Season (Adult / Immature):
National Status: Common
Local Status: Fairly common but restricted resident.
Local Record: Grade 2 See here for explanation
Flight time: Two generations, May-Jun, and Aug.
|Year first recorded||1905||1975||1905|
|Year last recorded||2011||2011||2011|
|Number of records||1279||121||2800|
|Number of individuals||3001||230||6462|
For the region, we have a total of 2800 records from 276 sites. Earliest record on file is in 1905.
For further information refer UK Moths.
Davey, P., 2009: A widespread species in Britain, the larva feeding on birch (Betula spp.). In Dorset, the moth is common in woodland containing birch. Elsewhere, it is seen only occasionally. Two brood cycles are suspected: the main mid-May and early August double brood, where the peak of the second brood is on average, three times larger than that of the first brood, and a smaller single brood, with the main peak in June. The following singletons trapped in hot summers may have been offspring from the June brood: Arne Wood, at MV on 26 September 1983 and 14 September 1984 (B Pickess). The period of time between the respective peaks of each cycle is roughly seventy-eight days.
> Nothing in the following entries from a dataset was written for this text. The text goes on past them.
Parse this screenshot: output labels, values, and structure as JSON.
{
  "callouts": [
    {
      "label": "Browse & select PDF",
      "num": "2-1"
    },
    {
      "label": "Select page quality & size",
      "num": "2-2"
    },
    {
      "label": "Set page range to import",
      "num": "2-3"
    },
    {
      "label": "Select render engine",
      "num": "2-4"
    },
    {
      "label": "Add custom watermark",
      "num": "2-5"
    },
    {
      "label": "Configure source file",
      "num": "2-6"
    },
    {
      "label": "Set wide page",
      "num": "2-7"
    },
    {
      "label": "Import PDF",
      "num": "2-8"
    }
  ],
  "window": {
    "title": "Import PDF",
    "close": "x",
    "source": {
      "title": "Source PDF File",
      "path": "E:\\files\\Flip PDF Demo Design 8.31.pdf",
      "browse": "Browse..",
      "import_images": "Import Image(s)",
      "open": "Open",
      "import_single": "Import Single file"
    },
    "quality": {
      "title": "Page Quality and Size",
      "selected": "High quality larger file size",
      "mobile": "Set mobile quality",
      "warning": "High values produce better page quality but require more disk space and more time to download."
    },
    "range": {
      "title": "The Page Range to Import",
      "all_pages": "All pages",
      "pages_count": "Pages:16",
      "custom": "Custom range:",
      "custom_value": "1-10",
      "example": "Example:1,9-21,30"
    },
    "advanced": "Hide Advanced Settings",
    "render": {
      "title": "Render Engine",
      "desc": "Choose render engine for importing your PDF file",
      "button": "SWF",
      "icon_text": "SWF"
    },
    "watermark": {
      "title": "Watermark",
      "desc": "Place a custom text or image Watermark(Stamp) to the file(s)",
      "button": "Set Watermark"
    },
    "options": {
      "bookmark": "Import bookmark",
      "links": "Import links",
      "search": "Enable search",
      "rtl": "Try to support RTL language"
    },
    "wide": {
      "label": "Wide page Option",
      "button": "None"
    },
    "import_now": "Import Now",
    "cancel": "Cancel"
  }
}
The national norm is for a single brood in northern Britain in early June, and a double brood further south.